The May survey from the private payrolls firm ADP could also shed some light on whether Friday’s government data, which also includes the public sector, will come in line with expectations.
Adrian Foster, an analyst at Rabobank International, is expecting the ADP report to show 175,000 jobs added in May, little changed on the previous month’s 179,000.
“Such a result will likely calm nerves as we look to Friday’s payrolls report,” Foster said.
At the moment, the consensus in the markets is that Friday’s government data will show that around 200,000 jobs were added during May, slightly down on April’s 244,000 increase.
Ahead of the U.S. figures later, Wall Street futures and stocks in Europe were trading in narrow ranges.
In Europe, the FTSE 100 index of leading British shares was down 0.1 percent at 5,987 while Germany’s DAX fell an equivalent rate to 7,287. The CAC-40 in France was flat at 4,007.
A similarly steady opening is expected when the U.S. opens for business — Dow futures were down 0.1 percent at 12,552 while the broader Standard & Poor’s 500 futures were unchanged at 1,344.
The ADP data, which are released before the bell, could change expectations for the open though. The ISM survey is released half an hour into the trading session.
“The ADP numbers ahead of the open will attract some interest with some using it as a proxy to second guess Friday’s nonfarm payrolls, but with that event looming over markets, and considering the strong gains made on Tuesday, we may be in for a couple of quiet, range days,” said Yusuf Heusen, a senior sales trader at IG Index.
Currency markets were also subdued, with the euro down 0.1 percent at $1.4413 and the dollar down an equivalent rate to 81.25 yen.
The euro, which suffered in April on fears over Greece’s debt, has recovered strongly over the past days on mounting expectations that Greece will get more help from its partners in the eurozone and the International Monetary Fund to meet financing commitments through to 2013. Alongside a second rescue package following last year’s euro110 billion package of loans, Greece is expected to have to increase its privatization program and make more austerity cuts.

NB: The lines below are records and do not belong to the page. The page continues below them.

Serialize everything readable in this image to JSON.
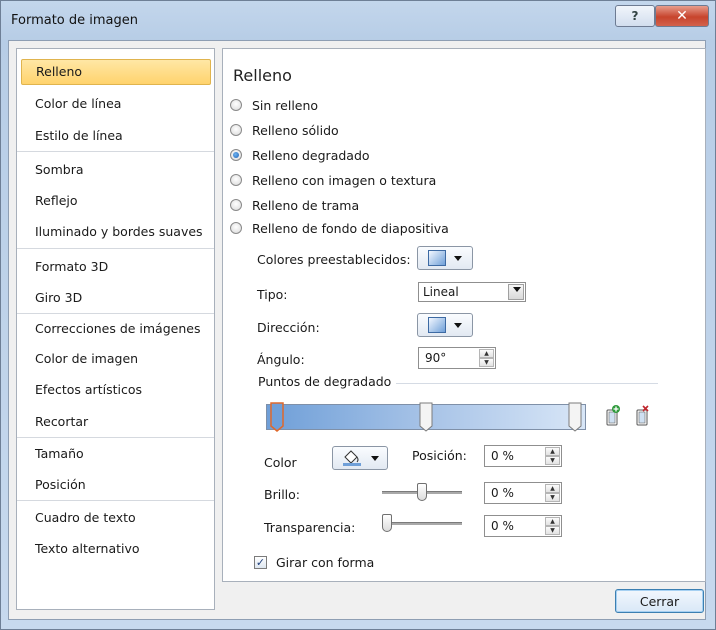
{
  "window": {
    "title": "Formato de imagen",
    "help_label": "?",
    "close_label": "✕"
  },
  "sidebar": {
    "items": [
      {
        "label": "Relleno"
      },
      {
        "label": "Color de línea"
      },
      {
        "label": "Estilo de línea"
      },
      {
        "label": "Sombra"
      },
      {
        "label": "Reflejo"
      },
      {
        "label": "Iluminado y bordes suaves"
      },
      {
        "label": "Formato 3D"
      },
      {
        "label": "Giro 3D"
      },
      {
        "label": "Correcciones de imágenes"
      },
      {
        "label": "Color de imagen"
      },
      {
        "label": "Efectos artísticos"
      },
      {
        "label": "Recortar"
      },
      {
        "label": "Tamaño"
      },
      {
        "label": "Posición"
      },
      {
        "label": "Cuadro de texto"
      },
      {
        "label": "Texto alternativo"
      }
    ],
    "selected": "Relleno"
  },
  "panel": {
    "title": "Relleno",
    "fill_options": [
      {
        "label": "Sin relleno",
        "selected": false
      },
      {
        "label": "Relleno sólido",
        "selected": false
      },
      {
        "label": "Relleno degradado",
        "selected": true
      },
      {
        "label": "Relleno con imagen o textura",
        "selected": false
      },
      {
        "label": "Relleno de trama",
        "selected": false
      },
      {
        "label": "Relleno de fondo de diapositiva",
        "selected": false
      }
    ],
    "preset_label": "Colores preestablecidos:",
    "type_label": "Tipo:",
    "type_value": "Lineal",
    "direction_label": "Dirección:",
    "angle_label": "Ángulo:",
    "angle_value": "90°",
    "gradient_stops_label": "Puntos de degradado",
    "gradient_stop_positions": [
      0,
      50,
      100
    ],
    "selected_stop": 0,
    "color_label": "Color",
    "position_label": "Posición:",
    "position_value": "0 %",
    "brightness_label": "Brillo:",
    "brightness_value": "0 %",
    "brightness_level": 0.5,
    "transparency_label": "Transparencia:",
    "transparency_value": "0 %",
    "transparency_level": 0,
    "rotate_label": "Girar con forma",
    "rotate_checked": true,
    "check_glyph": "✓"
  },
  "footer": {
    "close_label": "Cerrar"
  },
  "colors": {
    "selection": "#ffd36d",
    "accent": "#1b5fb5"
  }
}
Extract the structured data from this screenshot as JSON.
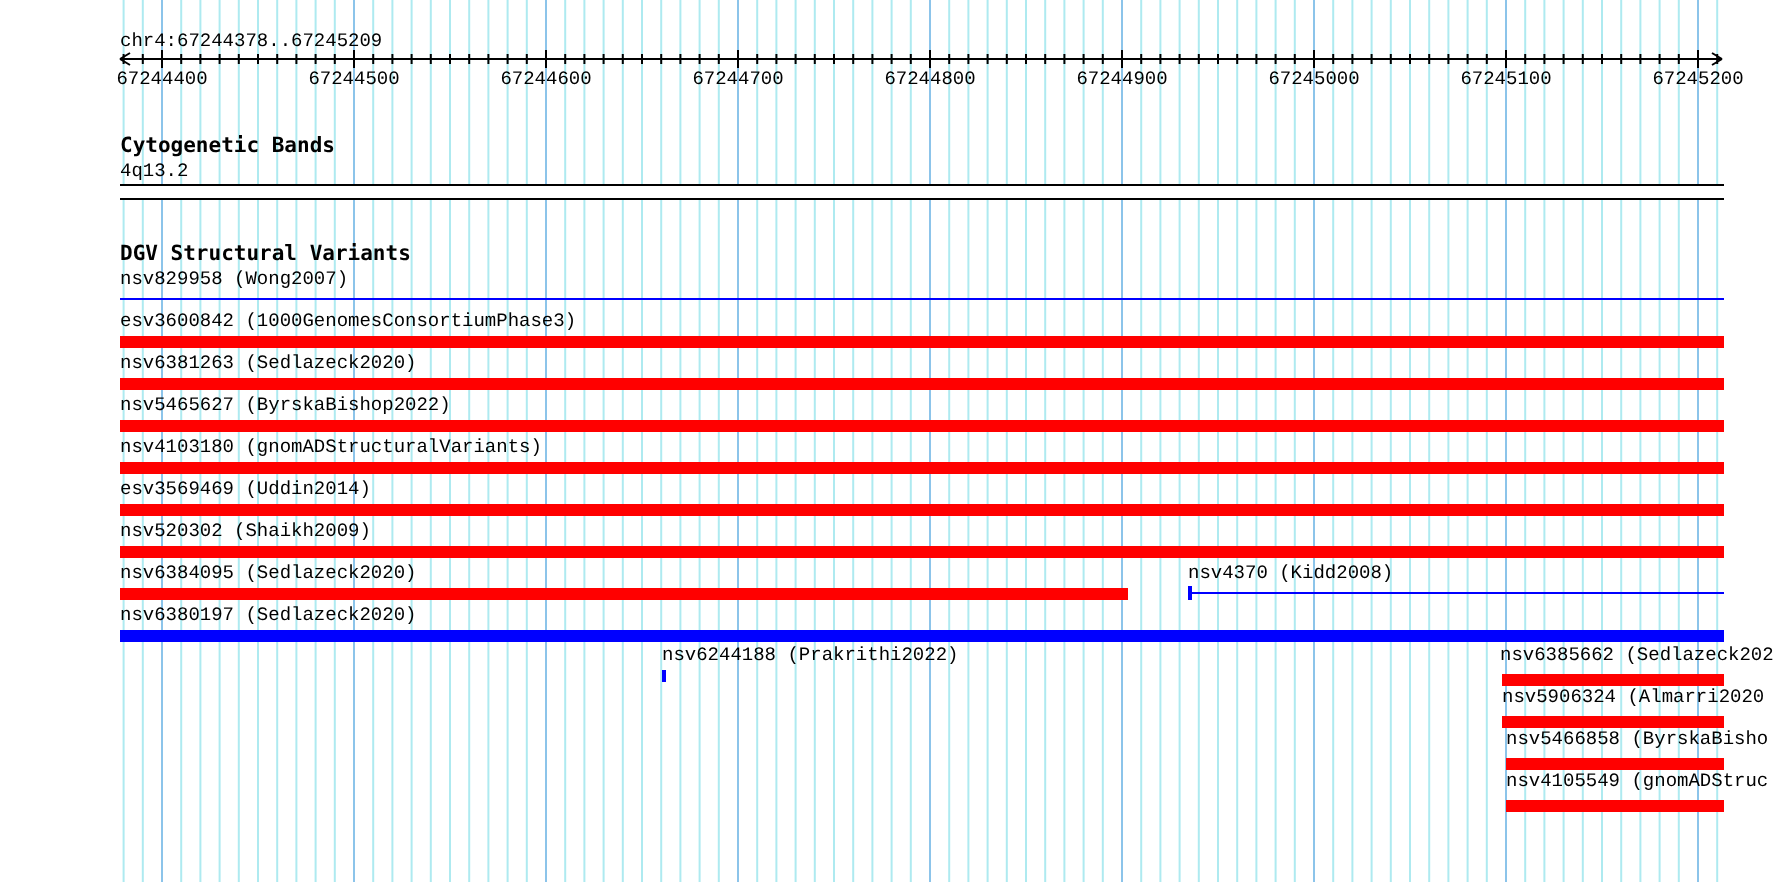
{
  "region": {
    "title": "chr4:67244378..67245209"
  },
  "ruler": {
    "ticks": [
      "67244400",
      "67244500",
      "67244600",
      "67244700",
      "67244800",
      "67244900",
      "67245000",
      "67245100",
      "67245200"
    ]
  },
  "cytogenetic_bands": {
    "title": "Cytogenetic Bands",
    "band": "4q13.2"
  },
  "structural_variants": {
    "title": "DGV Structural Variants",
    "features": [
      {
        "label": "nsv829958 (Wong2007)",
        "kind": "line",
        "color": "#0000ff"
      },
      {
        "label": "esv3600842 (1000GenomesConsortiumPhase3)",
        "kind": "bar",
        "color": "#ff0000"
      },
      {
        "label": "nsv6381263 (Sedlazeck2020)",
        "kind": "bar",
        "color": "#ff0000"
      },
      {
        "label": "nsv5465627 (ByrskaBishop2022)",
        "kind": "bar",
        "color": "#ff0000"
      },
      {
        "label": "nsv4103180 (gnomADStructuralVariants)",
        "kind": "bar",
        "color": "#ff0000"
      },
      {
        "label": "esv3569469 (Uddin2014)",
        "kind": "bar",
        "color": "#ff0000"
      },
      {
        "label": "nsv520302 (Shaikh2009)",
        "kind": "bar",
        "color": "#ff0000"
      },
      {
        "label": "nsv6384095 (Sedlazeck2020)",
        "kind": "bar",
        "color": "#ff0000"
      },
      {
        "label": "nsv4370 (Kidd2008)",
        "kind": "line",
        "color": "#0000ff"
      },
      {
        "label": "nsv6380197 (Sedlazeck2020)",
        "kind": "bar",
        "color": "#0000ff"
      },
      {
        "label": "nsv6244188 (Prakrithi2022)",
        "kind": "bar",
        "color": "#0000ff"
      },
      {
        "label": "nsv6385662 (Sedlazeck202",
        "kind": "bar",
        "color": "#ff0000"
      },
      {
        "label": "nsv5906324 (Almarri2020",
        "kind": "bar",
        "color": "#ff0000"
      },
      {
        "label": "nsv5466858 (ByrskaBisho",
        "kind": "bar",
        "color": "#ff0000"
      },
      {
        "label": "nsv4105549 (gnomADStruc",
        "kind": "bar",
        "color": "#ff0000"
      }
    ]
  }
}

Few analysts, however, think that a second rescue package would necessarily prevent a Greek debt restructuring down the line given weak economic growth forecasts and political infighting.
“We remain sceptical that the modest rebound in risk sentiment over the past week will prove sustainable beyond the near-term especially any renewed optimism regarding Greece where a rehash of previously unsuccessful support steps will likely fail again,” said Lee Hardman, a currency strategist at the Bank of Tokyo-Mitsubishi UFJ.

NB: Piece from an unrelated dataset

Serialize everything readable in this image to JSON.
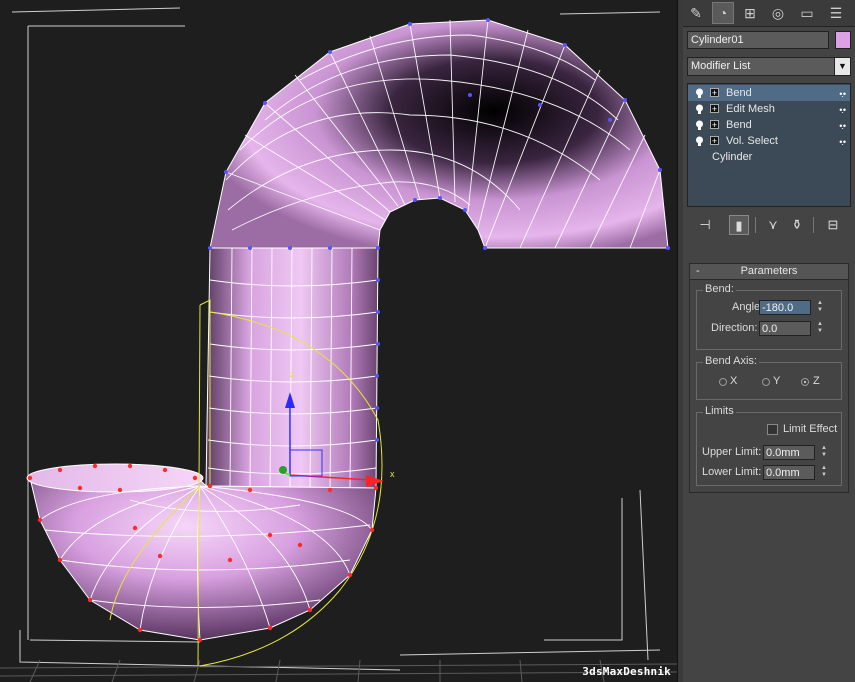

Earlier in Asia, Japan’s Nikkei 225 rose 0.3 percent to close at 9,719.61 after Bank of Japan Governor Masaaki Shirakawa said in a speech that supply and electricity disruptions caused by the March 11 earthquake and tsunami were easing. The economy could stage a moderate recovery starting in the second half of fiscal 2011, he said.
Elsewhere, South Korea’s Kospi index slipped less than 0.1 percent to 2,141.34 after the government announced the country’s inflation rate eased for a second straight month in May, to 4.1 percent.
Hong Kong’s Hang Seng index drifted 0.2 percent lower to 23,626.43 while mainland China’s Shanghai Composite Index dropped 0.3 percent after data showed China’s manufacturing sector easing in April. The state-affiliated China Federation of Logistics and Purchasing reported that its purchasing managers index, or PMI, fell to 52.9 in April, down from 53.4 in March.
Australia’s S&P/ASX 200 failed to hold onto gains and closed flat at 4,707.30.
In the oil markets, the price of crude continued to hover around the $100 a barrel mark. Benchmark oil for July delivery was down 10 cents to $102.58 a barrel in electronic trading on the New York Mercantile Exchange after a $2 plus gain on Tuesday.